Celtic championship-winning sides of the past have always shared a defining characteristic: a fighting spirit that made even seemingly desperate predicaments appear retrievable. The capacity for comebacks is embedded in the club’s mythology. The current side, in contrast, takes promising positions and turns them sour. Deila’s Celtic appear done for the moment they suffer serious setbacks.

There is a weakness, a meekness, about Celtic this season. It meant precious few would think it was anything but game over when they were left with a two-goal deficit to wipe out at Aberdeen in the league on Wednesday, and in the League Cup semi-final against Ross County last Sunday. As was the case when they went to pieces after merely falling behind at home to Motherwell in late December. Chillingly for Deila, his players appear firmly among the non-believers in such situations. Which can explain the failure to prevail against Malmo when pursuing a place in Champions League group stages, and the inability to produce victories from leads earned against Ajax, twice, and Fenerbahce that finished them in the Europa League.

The – surely – gimme of a Scottish Cup fifth round tie against Lowland League side East Kilbride FC at the Excelsior Stadium this afternoon will allow Deila a scintilla of respite. Meanwhile, the Premiership could still form the bedrock of a league and cup double. Despite much excitable natter in the wake of the loss to Derek McInnes’ men, Celtic remain strong favourites for a title race in which they hold a three-point advantage.

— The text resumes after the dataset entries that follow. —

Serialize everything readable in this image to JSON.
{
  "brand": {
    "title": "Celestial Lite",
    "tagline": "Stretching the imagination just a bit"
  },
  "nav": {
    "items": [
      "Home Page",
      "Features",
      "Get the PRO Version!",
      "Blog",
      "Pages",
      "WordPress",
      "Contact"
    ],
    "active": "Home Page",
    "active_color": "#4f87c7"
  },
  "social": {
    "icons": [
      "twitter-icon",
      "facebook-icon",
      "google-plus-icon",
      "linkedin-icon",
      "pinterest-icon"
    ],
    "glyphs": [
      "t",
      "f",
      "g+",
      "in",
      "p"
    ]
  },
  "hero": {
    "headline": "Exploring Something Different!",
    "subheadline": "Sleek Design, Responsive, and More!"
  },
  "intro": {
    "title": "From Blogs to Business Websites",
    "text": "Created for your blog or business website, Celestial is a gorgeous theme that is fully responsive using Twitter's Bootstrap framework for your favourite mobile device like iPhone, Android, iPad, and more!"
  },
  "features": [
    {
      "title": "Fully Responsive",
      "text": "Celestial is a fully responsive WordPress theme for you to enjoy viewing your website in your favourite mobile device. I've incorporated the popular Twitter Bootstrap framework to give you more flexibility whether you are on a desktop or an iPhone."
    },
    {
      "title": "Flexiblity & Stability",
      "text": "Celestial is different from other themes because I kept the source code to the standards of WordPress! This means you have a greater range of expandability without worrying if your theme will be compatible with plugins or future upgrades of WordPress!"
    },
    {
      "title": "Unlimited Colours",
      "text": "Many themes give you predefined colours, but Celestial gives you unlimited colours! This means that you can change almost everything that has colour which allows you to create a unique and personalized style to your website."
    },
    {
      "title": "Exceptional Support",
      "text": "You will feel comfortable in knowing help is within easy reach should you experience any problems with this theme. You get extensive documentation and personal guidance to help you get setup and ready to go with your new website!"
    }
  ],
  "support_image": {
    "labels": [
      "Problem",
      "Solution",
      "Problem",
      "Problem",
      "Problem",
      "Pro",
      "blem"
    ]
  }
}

Yet, the manifest flaws in Deila’s side would have been enough to see him struggling to see out the season were it not for the fact that fizzing football tends to presage mental strength going AWOL – which even the reduction to ten men against County at Hampden a week ago did not disguise as hopes of a treble disintegrated. Celtic have enjoyed whirlwind early passages of play in practically all the games that have subsequently seen them blown off course. Deila’s team have something, then; but just not enough. They lack personality, and lack character. A reason why, in a clear betrayal of what has been considered the Celtic way, they appear much more likely to leak late goals than score them in a torrent of defiance.

Even Deila himself is forced to acknowledge his team’s brutal shortcomings in this area. “Reacting and changing the course of a game when things go against us is something we can improve on,” he said. “But that’s about having leaders. That’s why we brought in Erik [Sviatchenko] and Kazim [Kazim-Richard] – and we have Broonie [Scott Brown] as well. You see the difference he made against Ross County.

“These type of players are so important to us in terms of organisation in games. We’ve started matches very well but we have to deal with setbacks within them better than we have done. That comes down to experience. But it’s also something I have to address better. I have to be even more organised for when those situations come around. I agree this is something we can do better.”

When he was appointed in the summer of 2014, one of the attractions of Deila was that he could develop players in both mind and body. At the club’s Lennoxtown complex, there are various backroom members who could assist the senior squad, with Jim McGuinness employed as a performance consultant, and Deila having brought thought-field therapist Metta Rosseland over from Norway.

“The players don’t talk to Jim or Metta. Jim is more involved with the young players and Metta is not with the players. I’m the psychologist for this team. I’ve worked with Metta for many years and she helps me and my staff. But I don’t get her to talk to the players. That’s not her task. The players can speak to me, John Collins, John Kennedy, the physical or medical staff. We have a lot of people here. Psychology is about motivation and reflection. It’s about learning from your mistakes. I start the process but the players have to do it. You don’t learn anything without experiences. You can read a book about journalism but you have to actually be a journalist to understand what it’s like. I can’t tell players what it’s like to play in front of 20,000 people. They have to experience it themselves.”

It was put to Deila the other day that having life experience of the obligation on Celtic to win every game, and win it well, can be lost on foreign players. The suggestion brought a furious reaction from the Norwegian, who perhaps wrongly read it as an attempt to have a dig at him not getting it. Most of 20-odd players signed by the club in his era – many with no more than a nod of approval from him, no doubt – have been ill-fitting foreigners, but on Wednesday Celtic started with seven Scottish players. Backbone, as Deila raged, isn’t naturally stiffer within these borders.

“Do people think there are more winners in Scotland than abroad? This is an opinion I’ve noticed some people have. There are winners outside of Scotland, too. People who have done things. These players know what it is all about. They are here to win. Nobody comes to Celtic without being someone who wants to win. I can find Scottish players who don’t have these qualities. You have Broony and KT [Kieran Tierney] but everyone is different. It’s the same with the foreign players. Stefan Johansen is an aggressive character but others are more calm. James Forrest is different to Scott Brown. So I don’t need to tell the players how to win. They know how important it is.

“Foreign players need love. Everyone should try to move to another country and see how hard it is. You go there alone, you’re young and the environment is tough. How can you give your best? The players have to feel loved and trusted and then you get the best out of them. If not then you send them away and they will become big stars at other clubs. A lot of that is because of personality. You find the crazy guys and winners abroad, or in Glasgow, Manchester etc. It’s hard to say. It’s just something someone has. Roy Keane wasn’t from Manchester but he had that character at United. That’s the heart you need.”

Uncharitably, some might say that it is needed on the park and trackside at Celtic.